If you’re going to be printing your photos, there are many different sizes that you can choose from. Some common sizes are shown in the table below.

Photo Size (inches) Aspect Ratio Use
2.5 x 3.5 5:7 wallet
4 x 6 2:3 photo album
5 x 7 5:7 photo album
8 x 10 4:5 wall display
11 x 14 11:14 wall display
16 x 20 4:5 large wall display
20 x 24 5:6 large wall display
20 x 30 2:3 large wall display
24 x 36 2:3 large wall display


The aspect ratios in the table above will be flipped if the photo is being printed in landscape orientation as opposed to portrait orientation (horizontal vs. vertical).

Different print sizes may use different aspect ratios, and you’ll want to consider this when you’re deciding the appropriate size to print your photo. 

Keep in mind that if the photo is uploaded in one aspect ratio and printed in another aspect ratio, some clipping or cropping will occur. A person’s head that is near the top of the photo could be cut off if the aspect ratio of the print requires some clipping. Depending on where you’re printing your photos, you may be able to preview the image in the aspect ratio of a print before placing the order, although this won’t always be the case.

To avoid any unexpected surprises, you can use Photoshop or another photo editor to manually crop images to the same aspect ratio that you’ll be printing. That way, you’ll be in control of the cropping or clipping and you’ll know how the photo will look when it’s printed. This becomes increasingly important when you’re ordering larger prints.

Related: How to Prepare a Digital Art File for Print

Conclusion
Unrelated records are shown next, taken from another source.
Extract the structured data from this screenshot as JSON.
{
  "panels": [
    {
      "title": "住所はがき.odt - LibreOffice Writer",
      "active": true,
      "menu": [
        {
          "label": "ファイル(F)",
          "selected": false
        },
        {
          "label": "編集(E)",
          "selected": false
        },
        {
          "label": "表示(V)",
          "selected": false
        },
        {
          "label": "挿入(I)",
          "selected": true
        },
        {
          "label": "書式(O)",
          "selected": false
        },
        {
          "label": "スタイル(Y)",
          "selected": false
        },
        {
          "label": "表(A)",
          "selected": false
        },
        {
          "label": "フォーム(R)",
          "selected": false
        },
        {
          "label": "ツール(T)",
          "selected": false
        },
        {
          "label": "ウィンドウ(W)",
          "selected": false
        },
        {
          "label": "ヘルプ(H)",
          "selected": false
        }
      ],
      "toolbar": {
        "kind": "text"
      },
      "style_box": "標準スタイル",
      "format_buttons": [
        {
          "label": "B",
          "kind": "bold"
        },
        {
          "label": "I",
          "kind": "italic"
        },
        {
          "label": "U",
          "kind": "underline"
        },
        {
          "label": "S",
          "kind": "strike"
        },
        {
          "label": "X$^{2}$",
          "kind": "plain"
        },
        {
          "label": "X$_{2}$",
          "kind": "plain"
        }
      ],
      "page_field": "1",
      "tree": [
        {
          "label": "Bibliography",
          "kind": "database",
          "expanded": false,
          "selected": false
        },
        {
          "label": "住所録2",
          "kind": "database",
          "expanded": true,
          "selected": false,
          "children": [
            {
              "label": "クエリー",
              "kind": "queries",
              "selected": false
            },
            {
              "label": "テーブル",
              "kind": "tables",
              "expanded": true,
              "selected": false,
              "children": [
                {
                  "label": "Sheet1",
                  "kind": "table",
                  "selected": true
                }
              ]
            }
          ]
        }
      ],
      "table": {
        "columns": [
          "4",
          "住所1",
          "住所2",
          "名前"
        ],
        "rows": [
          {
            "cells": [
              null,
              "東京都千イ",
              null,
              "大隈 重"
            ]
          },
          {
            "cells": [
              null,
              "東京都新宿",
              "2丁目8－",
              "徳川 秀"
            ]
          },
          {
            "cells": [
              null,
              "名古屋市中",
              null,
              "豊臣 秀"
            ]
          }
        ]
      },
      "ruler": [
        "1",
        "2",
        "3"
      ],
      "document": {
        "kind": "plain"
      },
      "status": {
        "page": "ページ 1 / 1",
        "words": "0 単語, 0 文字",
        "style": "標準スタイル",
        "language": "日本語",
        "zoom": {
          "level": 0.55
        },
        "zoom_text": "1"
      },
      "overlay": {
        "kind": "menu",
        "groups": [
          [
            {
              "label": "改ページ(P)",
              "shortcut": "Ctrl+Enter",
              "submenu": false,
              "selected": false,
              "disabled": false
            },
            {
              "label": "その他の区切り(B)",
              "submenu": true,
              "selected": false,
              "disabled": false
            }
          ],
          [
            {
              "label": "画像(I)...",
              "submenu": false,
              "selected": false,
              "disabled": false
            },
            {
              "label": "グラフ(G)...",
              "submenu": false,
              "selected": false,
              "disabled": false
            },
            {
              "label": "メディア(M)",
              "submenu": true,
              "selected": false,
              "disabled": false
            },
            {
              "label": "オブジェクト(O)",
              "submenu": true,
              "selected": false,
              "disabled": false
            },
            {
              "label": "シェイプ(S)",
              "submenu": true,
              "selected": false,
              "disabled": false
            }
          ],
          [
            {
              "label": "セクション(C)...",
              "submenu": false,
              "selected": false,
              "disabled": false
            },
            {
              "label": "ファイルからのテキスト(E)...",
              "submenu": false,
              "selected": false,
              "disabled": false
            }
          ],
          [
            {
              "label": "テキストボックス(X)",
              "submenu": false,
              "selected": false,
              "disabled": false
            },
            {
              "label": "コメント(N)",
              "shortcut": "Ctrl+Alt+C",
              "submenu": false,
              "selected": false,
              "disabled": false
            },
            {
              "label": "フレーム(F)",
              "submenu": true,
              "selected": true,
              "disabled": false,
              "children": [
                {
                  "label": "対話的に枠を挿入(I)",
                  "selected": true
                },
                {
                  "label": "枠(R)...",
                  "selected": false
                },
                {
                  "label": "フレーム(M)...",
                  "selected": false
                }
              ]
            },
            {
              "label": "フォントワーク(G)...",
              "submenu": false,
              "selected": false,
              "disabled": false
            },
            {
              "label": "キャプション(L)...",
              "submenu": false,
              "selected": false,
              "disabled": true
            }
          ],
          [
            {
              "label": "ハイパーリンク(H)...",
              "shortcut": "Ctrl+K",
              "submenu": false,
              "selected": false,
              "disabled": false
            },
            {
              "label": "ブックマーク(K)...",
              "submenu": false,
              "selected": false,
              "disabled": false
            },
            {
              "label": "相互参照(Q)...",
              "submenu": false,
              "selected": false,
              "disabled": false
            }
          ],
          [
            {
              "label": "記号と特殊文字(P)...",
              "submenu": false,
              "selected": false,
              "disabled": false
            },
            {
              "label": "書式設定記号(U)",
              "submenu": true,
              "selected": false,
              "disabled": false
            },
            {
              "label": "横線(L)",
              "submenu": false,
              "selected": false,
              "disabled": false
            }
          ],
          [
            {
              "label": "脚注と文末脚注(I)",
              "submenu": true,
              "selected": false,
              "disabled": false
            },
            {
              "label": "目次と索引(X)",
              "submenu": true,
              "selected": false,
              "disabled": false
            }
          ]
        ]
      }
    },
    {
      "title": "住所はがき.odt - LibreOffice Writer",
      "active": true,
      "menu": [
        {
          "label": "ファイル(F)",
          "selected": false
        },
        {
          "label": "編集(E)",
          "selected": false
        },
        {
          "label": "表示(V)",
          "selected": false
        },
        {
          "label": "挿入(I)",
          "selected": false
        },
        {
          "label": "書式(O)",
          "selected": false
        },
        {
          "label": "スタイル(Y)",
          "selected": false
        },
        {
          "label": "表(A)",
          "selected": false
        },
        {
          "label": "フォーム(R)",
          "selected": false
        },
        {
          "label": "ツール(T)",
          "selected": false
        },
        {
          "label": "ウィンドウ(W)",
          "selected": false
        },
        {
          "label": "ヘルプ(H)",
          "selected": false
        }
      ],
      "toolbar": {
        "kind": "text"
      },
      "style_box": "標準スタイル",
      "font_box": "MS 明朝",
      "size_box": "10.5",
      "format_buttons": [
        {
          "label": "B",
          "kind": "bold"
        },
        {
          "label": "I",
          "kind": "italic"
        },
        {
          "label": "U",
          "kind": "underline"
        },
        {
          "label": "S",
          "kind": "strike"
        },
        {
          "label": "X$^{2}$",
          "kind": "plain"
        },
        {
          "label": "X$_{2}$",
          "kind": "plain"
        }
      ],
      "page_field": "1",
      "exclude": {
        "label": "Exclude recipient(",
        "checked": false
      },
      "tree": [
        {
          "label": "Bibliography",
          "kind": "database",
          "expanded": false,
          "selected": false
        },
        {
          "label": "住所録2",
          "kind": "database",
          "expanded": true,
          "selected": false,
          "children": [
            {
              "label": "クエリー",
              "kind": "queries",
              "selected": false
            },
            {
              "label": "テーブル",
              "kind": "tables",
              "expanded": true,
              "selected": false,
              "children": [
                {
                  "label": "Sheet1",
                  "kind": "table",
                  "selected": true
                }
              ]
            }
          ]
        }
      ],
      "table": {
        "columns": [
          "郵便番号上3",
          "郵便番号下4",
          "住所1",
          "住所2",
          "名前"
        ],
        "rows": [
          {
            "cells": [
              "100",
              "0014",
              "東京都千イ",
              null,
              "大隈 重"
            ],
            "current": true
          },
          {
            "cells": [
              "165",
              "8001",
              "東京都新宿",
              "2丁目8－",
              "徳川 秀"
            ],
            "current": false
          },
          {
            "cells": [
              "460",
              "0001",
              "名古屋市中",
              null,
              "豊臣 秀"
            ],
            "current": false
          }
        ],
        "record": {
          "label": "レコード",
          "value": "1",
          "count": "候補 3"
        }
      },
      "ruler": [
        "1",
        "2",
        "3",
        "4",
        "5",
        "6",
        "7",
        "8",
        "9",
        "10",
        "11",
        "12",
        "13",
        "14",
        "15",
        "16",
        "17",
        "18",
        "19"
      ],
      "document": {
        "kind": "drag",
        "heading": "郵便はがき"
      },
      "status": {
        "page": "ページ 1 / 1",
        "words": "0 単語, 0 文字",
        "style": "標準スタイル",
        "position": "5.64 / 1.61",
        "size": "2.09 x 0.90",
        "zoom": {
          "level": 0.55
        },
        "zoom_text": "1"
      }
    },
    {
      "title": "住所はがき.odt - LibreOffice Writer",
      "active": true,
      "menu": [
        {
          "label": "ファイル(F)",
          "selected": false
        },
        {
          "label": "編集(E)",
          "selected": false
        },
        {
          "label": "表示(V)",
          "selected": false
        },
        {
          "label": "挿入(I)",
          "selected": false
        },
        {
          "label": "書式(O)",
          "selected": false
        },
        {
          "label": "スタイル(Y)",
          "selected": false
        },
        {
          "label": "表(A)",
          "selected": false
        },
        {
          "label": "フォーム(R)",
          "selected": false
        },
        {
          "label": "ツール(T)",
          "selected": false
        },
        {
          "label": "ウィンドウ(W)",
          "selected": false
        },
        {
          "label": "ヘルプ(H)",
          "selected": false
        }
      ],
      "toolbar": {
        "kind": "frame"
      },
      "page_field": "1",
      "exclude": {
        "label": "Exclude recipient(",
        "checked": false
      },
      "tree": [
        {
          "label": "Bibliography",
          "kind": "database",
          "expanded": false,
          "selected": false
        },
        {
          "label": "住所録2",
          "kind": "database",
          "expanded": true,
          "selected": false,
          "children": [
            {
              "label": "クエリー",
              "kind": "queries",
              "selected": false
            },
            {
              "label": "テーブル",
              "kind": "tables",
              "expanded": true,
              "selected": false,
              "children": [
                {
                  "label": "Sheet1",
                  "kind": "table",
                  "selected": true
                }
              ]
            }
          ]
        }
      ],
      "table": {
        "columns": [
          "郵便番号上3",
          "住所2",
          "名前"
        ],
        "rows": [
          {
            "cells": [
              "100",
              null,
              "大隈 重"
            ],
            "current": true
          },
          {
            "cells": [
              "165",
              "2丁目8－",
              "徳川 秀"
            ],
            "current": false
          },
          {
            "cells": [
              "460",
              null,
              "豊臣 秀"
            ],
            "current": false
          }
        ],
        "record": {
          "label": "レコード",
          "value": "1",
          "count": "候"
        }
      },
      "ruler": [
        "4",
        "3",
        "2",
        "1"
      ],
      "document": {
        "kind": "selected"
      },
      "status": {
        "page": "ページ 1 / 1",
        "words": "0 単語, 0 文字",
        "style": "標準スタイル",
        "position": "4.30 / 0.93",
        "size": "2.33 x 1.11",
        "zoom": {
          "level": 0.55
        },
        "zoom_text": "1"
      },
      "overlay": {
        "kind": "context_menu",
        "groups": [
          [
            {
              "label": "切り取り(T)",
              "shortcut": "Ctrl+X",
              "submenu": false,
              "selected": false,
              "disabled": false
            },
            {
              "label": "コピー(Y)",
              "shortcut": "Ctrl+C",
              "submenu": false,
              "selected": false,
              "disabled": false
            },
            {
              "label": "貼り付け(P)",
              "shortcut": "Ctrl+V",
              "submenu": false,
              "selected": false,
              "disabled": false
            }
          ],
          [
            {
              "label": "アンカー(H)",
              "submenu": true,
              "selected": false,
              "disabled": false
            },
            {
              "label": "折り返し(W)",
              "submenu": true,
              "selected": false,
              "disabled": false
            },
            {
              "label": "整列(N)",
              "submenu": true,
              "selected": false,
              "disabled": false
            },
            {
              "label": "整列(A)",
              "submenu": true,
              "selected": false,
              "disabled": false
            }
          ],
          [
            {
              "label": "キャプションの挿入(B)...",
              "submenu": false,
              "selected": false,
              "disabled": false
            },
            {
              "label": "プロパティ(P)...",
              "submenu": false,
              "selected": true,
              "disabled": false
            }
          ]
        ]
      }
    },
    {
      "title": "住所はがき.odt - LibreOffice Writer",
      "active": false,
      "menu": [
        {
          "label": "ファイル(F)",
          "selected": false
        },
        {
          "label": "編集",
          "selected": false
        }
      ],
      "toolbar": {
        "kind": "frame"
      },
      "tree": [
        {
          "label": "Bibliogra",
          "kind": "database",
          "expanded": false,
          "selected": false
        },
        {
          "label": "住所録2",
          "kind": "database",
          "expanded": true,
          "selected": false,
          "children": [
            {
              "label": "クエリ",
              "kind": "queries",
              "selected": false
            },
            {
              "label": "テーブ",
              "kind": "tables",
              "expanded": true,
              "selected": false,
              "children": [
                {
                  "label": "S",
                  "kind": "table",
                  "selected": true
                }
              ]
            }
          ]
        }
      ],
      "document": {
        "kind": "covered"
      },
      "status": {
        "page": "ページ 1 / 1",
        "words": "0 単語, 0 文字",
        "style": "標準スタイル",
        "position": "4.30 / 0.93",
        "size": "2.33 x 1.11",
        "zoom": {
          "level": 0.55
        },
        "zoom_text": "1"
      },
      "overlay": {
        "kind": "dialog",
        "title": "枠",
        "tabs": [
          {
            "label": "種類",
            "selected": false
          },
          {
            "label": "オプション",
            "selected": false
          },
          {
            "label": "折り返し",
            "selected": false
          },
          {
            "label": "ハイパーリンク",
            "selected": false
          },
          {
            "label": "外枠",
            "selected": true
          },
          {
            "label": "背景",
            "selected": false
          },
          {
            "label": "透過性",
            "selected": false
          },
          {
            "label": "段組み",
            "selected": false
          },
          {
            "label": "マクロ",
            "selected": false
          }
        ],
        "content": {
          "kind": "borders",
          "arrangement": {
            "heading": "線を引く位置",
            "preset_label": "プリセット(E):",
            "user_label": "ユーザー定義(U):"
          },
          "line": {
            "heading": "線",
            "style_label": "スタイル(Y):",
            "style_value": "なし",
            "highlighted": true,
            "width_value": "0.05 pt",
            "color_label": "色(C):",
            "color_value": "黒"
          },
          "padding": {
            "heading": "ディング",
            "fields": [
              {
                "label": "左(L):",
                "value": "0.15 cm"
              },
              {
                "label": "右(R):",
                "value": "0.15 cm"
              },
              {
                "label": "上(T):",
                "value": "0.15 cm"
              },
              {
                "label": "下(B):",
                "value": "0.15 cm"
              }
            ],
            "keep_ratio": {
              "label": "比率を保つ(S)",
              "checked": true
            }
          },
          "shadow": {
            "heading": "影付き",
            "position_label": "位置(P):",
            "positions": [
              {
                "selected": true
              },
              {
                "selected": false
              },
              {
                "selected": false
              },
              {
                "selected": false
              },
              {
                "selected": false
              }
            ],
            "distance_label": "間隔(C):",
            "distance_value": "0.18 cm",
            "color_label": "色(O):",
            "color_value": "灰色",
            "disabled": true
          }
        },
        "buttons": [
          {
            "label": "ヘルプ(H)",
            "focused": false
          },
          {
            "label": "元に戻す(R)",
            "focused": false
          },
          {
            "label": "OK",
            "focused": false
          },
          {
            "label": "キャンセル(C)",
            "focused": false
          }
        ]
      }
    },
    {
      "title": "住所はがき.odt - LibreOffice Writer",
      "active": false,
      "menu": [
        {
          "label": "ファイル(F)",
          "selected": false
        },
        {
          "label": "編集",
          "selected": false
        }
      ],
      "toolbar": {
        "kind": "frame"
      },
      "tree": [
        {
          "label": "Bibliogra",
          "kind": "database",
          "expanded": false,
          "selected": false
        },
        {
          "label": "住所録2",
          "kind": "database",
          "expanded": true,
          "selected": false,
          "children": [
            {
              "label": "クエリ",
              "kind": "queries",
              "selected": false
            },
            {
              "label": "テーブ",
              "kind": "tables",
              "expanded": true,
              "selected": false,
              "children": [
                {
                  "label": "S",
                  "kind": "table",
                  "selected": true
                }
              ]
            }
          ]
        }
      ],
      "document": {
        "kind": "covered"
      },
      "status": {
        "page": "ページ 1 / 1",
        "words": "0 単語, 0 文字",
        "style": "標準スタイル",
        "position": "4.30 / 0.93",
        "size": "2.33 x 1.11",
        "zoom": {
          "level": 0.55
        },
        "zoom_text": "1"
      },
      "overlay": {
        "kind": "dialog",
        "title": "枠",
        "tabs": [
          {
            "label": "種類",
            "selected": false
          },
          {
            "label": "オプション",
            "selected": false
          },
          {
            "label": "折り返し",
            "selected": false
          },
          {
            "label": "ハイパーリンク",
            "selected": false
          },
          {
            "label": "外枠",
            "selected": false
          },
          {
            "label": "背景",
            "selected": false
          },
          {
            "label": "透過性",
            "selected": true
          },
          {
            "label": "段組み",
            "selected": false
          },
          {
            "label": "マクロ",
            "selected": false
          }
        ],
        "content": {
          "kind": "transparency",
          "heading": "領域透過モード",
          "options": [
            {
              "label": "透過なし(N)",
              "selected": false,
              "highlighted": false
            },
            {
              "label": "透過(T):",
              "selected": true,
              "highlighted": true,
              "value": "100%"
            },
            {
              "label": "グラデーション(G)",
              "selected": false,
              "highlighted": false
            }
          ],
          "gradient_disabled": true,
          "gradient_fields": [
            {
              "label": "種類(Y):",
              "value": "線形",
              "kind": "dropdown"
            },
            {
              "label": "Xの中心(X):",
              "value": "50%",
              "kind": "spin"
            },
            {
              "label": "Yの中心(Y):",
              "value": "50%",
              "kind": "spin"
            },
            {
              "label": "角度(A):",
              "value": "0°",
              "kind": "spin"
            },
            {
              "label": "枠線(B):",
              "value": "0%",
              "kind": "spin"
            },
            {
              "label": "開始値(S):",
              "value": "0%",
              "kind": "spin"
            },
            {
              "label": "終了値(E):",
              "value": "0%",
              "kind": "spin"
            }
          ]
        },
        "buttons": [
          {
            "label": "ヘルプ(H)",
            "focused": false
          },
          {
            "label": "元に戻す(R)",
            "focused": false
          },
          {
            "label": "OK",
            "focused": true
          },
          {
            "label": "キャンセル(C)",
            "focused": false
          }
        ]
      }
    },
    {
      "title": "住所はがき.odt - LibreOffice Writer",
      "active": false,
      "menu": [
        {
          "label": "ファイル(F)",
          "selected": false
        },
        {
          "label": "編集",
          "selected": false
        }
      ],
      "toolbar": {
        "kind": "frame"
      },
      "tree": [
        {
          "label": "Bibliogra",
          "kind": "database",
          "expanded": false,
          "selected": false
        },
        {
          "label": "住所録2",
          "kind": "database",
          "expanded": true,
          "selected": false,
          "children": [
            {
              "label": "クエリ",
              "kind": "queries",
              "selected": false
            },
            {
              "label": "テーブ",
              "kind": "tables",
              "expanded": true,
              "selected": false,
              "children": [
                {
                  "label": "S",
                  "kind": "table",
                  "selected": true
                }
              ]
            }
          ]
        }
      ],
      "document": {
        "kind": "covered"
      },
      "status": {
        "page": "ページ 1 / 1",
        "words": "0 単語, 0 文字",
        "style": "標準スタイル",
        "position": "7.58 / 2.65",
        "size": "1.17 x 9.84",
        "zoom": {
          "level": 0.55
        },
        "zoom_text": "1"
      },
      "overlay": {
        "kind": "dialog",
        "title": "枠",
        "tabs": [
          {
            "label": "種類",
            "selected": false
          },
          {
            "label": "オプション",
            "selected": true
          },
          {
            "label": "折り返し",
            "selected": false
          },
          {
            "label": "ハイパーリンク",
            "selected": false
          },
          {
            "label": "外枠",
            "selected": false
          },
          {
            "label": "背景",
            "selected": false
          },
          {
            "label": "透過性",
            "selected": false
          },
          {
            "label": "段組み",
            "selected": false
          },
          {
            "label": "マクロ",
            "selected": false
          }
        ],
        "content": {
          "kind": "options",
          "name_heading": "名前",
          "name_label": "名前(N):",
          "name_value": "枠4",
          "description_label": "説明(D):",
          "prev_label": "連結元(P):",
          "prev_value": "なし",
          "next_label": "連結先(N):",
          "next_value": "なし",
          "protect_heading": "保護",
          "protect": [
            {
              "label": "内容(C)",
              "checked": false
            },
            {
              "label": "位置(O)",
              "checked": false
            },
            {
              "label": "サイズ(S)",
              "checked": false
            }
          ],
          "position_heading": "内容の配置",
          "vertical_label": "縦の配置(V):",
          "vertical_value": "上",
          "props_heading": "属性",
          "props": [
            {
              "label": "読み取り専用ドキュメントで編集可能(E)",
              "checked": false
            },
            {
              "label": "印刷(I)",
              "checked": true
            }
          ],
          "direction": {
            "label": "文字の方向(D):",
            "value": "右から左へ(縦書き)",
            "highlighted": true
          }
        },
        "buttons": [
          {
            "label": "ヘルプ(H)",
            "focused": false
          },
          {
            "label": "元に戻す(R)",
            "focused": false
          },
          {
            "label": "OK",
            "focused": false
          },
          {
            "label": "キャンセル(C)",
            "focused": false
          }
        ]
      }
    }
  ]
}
By understanding the common photo sizes, common aspect ratios, and how to adjust or resize your photos, you’ll be to create high quality, sharp images, regardless of whether you’re designing for the screen or printing a photo.

Lead image by bogdanhoda.